[Dataset records]
***
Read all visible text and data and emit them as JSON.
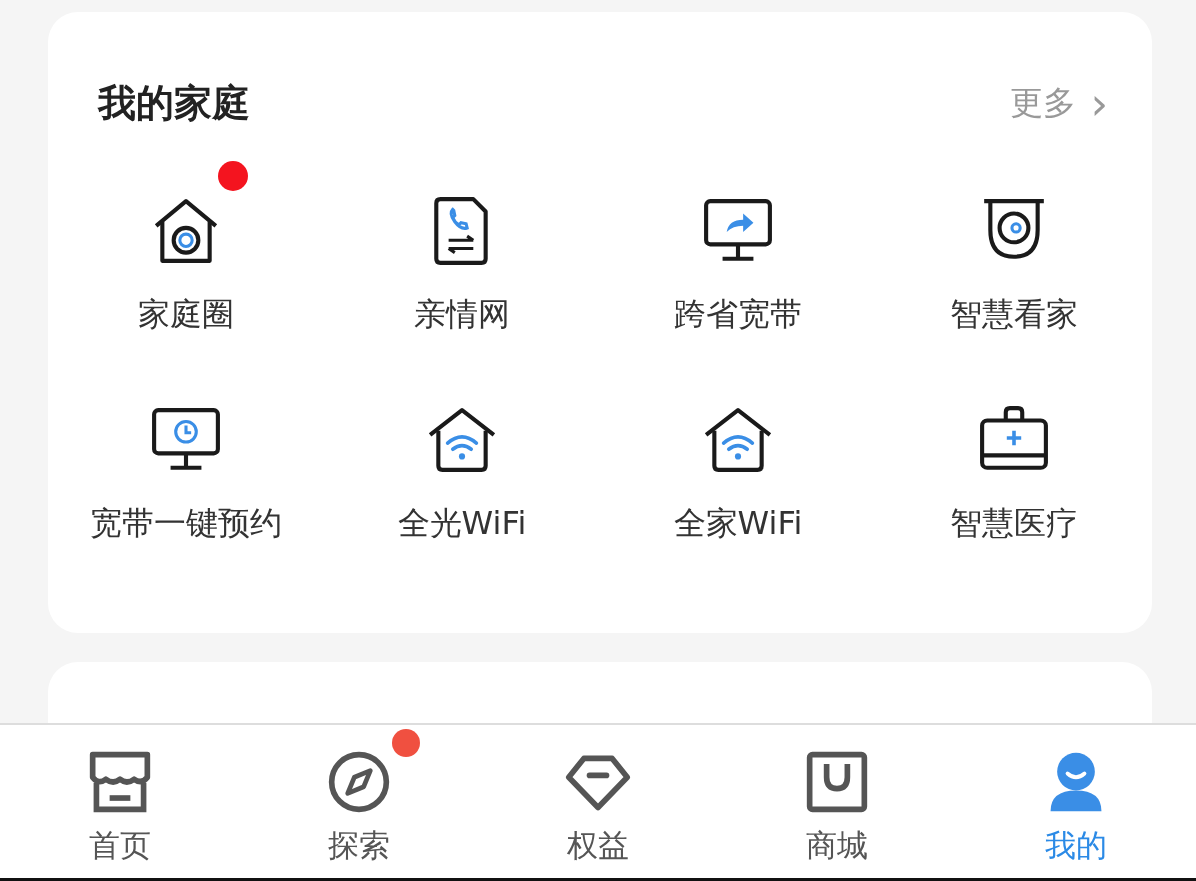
{
  "family_card": {
    "title": "我的家庭",
    "more": "更多",
    "more_arrow": "›",
    "items": [
      {
        "label": "家庭圈",
        "badge": true
      },
      {
        "label": "亲情网",
        "badge": false
      },
      {
        "label": "跨省宽带",
        "badge": false
      },
      {
        "label": "智慧看家",
        "badge": false
      },
      {
        "label": "宽带一键预约",
        "badge": false
      },
      {
        "label": "全光WiFi",
        "badge": false
      },
      {
        "label": "全家WiFi",
        "badge": false
      },
      {
        "label": "智慧医疗",
        "badge": false
      }
    ]
  },
  "bottom_nav": [
    {
      "label": "首页",
      "selected": false,
      "badge": false
    },
    {
      "label": "探索",
      "selected": false,
      "badge": true
    },
    {
      "label": "权益",
      "selected": false,
      "badge": false
    },
    {
      "label": "商城",
      "selected": false,
      "badge": false
    },
    {
      "label": "我的",
      "selected": true,
      "badge": false
    }
  ]
}
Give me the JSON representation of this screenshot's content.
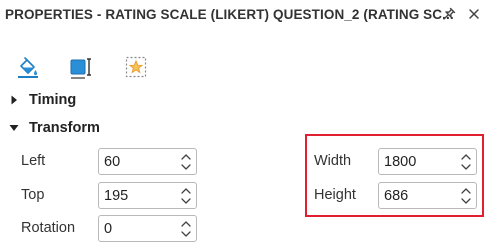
{
  "title": "PROPERTIES - RATING SCALE (LIKERT) QUESTION_2 (RATING SC...",
  "toolbar": {
    "tabs": [
      {
        "icon": "paint-bucket-icon"
      },
      {
        "icon": "transform-size-icon",
        "selected": true
      },
      {
        "icon": "star-effect-icon"
      }
    ]
  },
  "sections": {
    "timing": {
      "label": "Timing",
      "expanded": false
    },
    "transform": {
      "label": "Transform",
      "expanded": true
    }
  },
  "transform": {
    "left": {
      "label": "Left",
      "value": "60"
    },
    "top": {
      "label": "Top",
      "value": "195"
    },
    "rotation": {
      "label": "Rotation",
      "value": "0"
    },
    "width": {
      "label": "Width",
      "value": "1800"
    },
    "height": {
      "label": "Height",
      "value": "686"
    }
  },
  "colors": {
    "accent_blue": "#2a8fd6",
    "highlight_red": "#e02030",
    "star_orange": "#e8a23a"
  }
}
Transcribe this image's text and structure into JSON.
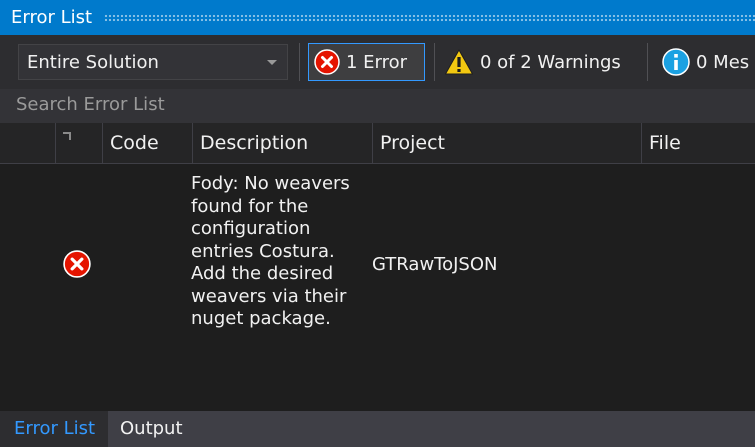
{
  "window": {
    "title": "Error List"
  },
  "toolbar": {
    "scope": "Entire Solution",
    "errors": {
      "label": "1 Error",
      "icon": "error-icon"
    },
    "warnings": {
      "label": "0 of 2 Warnings",
      "icon": "warning-icon"
    },
    "messages": {
      "label": "0 Mes",
      "icon": "info-icon"
    }
  },
  "search": {
    "placeholder": "Search Error List"
  },
  "columns": {
    "code": "Code",
    "description": "Description",
    "project": "Project",
    "file": "File"
  },
  "rows": [
    {
      "severity": "error",
      "code": "",
      "description": "Fody: No weavers\nfound for the\nconfiguration\nentries Costura.\nAdd the desired\nweavers via their\nnuget package.",
      "project": "GTRawToJSON",
      "file": ""
    }
  ],
  "tabs": {
    "error_list": "Error List",
    "output": "Output"
  },
  "colors": {
    "accent": "#007acc",
    "error": "#e51400",
    "warning": "#f2c811",
    "info": "#1ba1e2"
  }
}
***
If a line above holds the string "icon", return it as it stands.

* _Answer section_
        "icon": "paint-bucket-icon"
        "icon": "transform-size-icon",
        "icon": "star-effect-icon"
      "icon": "error-icon"
      "icon": "warning-icon"
      "icon": "info-icon"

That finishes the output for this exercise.